My first cycle adventure was to Kenya, Africa. It was probably 25 or 30 years ago and I don’t remember what inspired me. I do know my wife always wanted to visit Africa and though not, at the time, a serious cyclist she came along. I was racing triathlons seriously around this period and had qualified, in the 50 something age group, for the first world championship that was held in Avignon France. A bike trip enabled me to combine training with a vacation.
I’ve cycled in over 50 countries from Mongolia to Cuba to Indonesia to Kyrgyzstan to Borneo; probably too many to bother listing. In Europe my wife and I often go unsupported with light panniers staying at hotels each night. I firmly believe that you cannot see the world from the window of an air conditioned bus. Cycling allows you to feel and smell the countries and is fast enough to cover reasonable distances.
Mongolia and Burma were my favorite trips. In Burma we went during the disturbances some years ago and we were about the only tourists in the country. Visiting a site like Bagan, all by yourself, is a dream that is unlikely to reappear. Biking the open steppes of Mongolia and catching fish on a string line from a river that you splashed through day after day was a beautiful memory. Kazakhstan to Kyrgyzstan to China and then Pakistan was a rugged trip but likely the most memorable for the remote terrain and interaction with local nomads that we encountered along the way. We stayed in Yurts and occasionally got pulled to the top of a hill by a kid on a horse.
I lead an active life and have had many injuries. A helmet has probably saved my life 4 times; twice skiing and twice while biking. The spinal injury happened when skiing very fast through a dead flat area trying to reach another ski lift. God only knows what I hit. The surgeons said I was lucky not to be paralyzed and they fused me back together. After a few months of physical therapy I was back on the slopes (with a new helmet) and skiing at a more controlled speed. Seeing it was the winter season it didn’t much affect my biking.
I try to bike 100 miles each week. Once a year I bike from my ski house in Vermont back to Boston in one day. It’s 150 miles and, all in all, a rather unpleasant way to spend the day. Still each year I do it as a reminder that the body is not degenerating. This year, at age 78, I managed to set a new time record though the 10 to 15 mile per hour tail wind may have contributed. Though not much of a group person I try to join a club of older riders in the Boston area called Wednesday Wheelers. They do an imaginative route each week of 40 to 60 miles at an average speed of 14 or 15 mph. Riding with a group certainly inspires you to ride faster.

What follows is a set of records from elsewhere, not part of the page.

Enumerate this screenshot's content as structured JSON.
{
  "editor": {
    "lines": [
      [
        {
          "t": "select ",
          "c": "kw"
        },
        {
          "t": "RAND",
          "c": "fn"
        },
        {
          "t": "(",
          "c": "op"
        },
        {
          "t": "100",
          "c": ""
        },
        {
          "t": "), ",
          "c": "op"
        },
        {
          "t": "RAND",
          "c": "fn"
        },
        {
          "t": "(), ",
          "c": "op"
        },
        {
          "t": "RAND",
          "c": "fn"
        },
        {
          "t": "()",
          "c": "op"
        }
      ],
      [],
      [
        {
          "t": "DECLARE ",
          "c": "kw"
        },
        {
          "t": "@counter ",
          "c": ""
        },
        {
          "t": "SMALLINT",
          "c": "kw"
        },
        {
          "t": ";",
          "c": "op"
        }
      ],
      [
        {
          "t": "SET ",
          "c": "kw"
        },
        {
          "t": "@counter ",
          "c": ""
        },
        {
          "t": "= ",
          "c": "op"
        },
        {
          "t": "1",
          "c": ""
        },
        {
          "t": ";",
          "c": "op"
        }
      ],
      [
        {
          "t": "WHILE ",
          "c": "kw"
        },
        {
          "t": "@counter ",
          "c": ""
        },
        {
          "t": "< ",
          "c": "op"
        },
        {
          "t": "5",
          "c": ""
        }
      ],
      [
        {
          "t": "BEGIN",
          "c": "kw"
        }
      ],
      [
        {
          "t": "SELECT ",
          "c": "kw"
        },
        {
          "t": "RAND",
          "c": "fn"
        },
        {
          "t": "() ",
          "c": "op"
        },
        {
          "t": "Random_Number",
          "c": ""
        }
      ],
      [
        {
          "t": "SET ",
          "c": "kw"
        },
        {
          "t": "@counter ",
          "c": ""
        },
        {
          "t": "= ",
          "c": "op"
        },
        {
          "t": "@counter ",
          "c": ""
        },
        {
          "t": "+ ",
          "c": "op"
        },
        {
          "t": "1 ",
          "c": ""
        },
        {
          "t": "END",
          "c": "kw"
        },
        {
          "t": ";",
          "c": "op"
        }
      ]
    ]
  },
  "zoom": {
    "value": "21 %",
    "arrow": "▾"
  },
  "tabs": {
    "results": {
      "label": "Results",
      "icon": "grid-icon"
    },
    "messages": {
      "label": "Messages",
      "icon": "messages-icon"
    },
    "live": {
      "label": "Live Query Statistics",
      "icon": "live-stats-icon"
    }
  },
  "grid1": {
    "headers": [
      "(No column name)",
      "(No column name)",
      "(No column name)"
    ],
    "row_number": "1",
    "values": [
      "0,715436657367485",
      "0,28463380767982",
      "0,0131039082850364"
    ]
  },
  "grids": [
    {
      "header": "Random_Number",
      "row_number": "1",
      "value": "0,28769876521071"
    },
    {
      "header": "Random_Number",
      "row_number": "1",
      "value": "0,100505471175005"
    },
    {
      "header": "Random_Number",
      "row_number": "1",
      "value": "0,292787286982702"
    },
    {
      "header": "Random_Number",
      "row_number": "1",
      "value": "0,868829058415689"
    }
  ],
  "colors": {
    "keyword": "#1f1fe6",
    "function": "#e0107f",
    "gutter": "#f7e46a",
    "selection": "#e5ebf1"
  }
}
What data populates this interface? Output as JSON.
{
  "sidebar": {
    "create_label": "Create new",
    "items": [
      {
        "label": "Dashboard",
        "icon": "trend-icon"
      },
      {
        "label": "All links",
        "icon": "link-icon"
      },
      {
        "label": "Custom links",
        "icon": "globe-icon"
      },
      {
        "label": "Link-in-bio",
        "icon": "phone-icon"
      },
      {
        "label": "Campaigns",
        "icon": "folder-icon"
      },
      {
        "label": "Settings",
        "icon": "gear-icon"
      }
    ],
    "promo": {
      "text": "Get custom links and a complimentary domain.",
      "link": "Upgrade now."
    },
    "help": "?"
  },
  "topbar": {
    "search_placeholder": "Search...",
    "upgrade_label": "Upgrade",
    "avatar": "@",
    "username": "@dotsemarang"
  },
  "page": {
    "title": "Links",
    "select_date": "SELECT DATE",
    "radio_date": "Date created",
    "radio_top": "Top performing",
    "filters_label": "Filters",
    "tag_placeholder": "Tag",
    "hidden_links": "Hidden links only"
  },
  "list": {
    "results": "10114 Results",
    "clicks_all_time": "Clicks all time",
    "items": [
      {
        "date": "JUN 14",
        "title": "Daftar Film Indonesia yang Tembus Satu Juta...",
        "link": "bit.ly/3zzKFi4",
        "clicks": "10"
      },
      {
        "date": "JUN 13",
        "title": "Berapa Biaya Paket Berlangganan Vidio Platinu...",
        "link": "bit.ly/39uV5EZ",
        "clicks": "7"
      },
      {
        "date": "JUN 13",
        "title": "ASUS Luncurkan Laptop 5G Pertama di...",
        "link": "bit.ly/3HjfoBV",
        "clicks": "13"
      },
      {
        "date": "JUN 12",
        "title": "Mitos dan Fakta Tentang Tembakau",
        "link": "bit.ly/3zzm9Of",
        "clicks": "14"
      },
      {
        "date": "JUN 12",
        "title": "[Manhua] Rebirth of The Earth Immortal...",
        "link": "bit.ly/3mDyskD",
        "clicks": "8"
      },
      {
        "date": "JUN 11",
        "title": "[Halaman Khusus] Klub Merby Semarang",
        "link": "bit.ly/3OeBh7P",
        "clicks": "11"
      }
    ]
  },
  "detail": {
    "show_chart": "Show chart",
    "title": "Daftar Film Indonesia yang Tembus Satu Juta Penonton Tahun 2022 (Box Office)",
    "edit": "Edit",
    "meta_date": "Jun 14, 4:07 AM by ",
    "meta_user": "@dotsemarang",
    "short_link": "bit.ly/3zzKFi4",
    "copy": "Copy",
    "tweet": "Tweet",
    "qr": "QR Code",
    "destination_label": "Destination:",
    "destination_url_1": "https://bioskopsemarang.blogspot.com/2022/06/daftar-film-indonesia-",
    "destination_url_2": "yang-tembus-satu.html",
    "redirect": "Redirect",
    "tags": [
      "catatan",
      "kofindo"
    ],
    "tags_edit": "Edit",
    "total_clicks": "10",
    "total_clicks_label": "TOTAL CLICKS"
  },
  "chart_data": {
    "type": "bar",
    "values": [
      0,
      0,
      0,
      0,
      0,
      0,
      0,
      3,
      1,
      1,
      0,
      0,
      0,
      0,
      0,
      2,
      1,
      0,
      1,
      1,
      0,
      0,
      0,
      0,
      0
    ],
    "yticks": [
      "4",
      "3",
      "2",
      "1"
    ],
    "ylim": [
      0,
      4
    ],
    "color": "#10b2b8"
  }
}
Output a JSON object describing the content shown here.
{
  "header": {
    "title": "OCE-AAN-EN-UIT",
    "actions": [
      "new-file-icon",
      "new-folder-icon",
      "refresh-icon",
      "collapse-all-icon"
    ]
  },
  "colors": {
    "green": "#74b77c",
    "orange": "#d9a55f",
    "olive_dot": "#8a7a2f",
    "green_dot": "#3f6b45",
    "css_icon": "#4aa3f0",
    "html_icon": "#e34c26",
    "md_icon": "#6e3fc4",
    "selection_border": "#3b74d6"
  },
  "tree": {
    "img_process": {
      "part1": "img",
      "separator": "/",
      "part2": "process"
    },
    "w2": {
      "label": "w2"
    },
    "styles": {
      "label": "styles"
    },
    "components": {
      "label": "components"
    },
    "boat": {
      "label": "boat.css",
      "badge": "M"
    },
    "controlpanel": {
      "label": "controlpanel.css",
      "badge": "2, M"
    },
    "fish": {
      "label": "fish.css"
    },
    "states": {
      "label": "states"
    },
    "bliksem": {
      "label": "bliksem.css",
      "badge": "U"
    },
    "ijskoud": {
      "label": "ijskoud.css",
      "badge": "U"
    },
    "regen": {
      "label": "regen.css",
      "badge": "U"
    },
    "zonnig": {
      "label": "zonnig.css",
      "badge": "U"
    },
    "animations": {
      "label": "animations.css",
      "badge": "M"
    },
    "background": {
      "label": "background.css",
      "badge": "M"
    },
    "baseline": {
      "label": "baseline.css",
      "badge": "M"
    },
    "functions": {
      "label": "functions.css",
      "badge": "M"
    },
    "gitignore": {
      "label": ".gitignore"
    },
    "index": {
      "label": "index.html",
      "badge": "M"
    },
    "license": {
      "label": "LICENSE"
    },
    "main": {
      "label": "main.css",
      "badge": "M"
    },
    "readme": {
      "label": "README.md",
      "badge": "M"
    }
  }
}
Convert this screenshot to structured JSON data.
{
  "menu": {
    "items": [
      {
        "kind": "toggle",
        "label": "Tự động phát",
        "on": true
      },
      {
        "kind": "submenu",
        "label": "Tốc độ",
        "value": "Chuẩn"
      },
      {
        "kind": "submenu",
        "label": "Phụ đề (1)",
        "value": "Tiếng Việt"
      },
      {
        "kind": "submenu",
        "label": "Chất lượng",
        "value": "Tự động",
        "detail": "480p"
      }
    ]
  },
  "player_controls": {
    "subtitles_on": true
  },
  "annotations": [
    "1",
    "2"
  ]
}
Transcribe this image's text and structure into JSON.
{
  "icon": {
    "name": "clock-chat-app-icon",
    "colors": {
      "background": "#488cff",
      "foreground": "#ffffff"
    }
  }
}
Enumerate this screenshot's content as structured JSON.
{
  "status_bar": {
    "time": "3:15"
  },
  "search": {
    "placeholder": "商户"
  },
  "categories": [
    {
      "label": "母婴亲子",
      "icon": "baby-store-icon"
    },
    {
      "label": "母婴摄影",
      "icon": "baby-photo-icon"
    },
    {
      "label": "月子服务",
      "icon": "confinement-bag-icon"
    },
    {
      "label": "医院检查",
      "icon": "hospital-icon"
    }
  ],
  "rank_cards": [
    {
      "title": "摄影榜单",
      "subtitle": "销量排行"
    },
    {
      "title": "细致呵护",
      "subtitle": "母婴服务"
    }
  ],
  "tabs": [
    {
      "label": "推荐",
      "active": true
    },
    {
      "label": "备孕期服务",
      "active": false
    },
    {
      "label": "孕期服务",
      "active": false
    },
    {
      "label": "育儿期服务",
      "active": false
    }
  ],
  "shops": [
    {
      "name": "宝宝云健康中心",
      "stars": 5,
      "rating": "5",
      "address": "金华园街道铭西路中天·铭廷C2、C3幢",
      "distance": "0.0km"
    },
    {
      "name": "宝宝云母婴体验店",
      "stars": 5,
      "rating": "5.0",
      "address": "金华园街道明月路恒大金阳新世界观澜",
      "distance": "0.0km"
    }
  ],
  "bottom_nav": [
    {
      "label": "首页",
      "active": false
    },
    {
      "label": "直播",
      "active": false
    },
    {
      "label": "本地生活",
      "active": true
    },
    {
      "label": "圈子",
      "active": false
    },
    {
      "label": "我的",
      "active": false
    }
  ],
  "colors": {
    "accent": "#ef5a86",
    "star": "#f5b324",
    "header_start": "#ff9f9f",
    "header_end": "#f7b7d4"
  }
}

Spice roads tours attract a delightful group of riders who are similar in ability and outlook to myself. The trips are not expensive and are run with minimum numbers of participants. Having biked in so many countries I appreciate the novel new places you consistently come up with. For a spell I worried I had seen most of the world. Fortunately the political situation constantly creates new countries and Spiceroads consistently develops tours to ride in them.
Restraining my activity schedule because of an injury never occurred to me. My philosophy of life is covered in my book “Die Young…as late as possible”. Exercise. diet and attitude are the keys to staying young and if a person allows an injury to derail these goals he or she will simply grow older.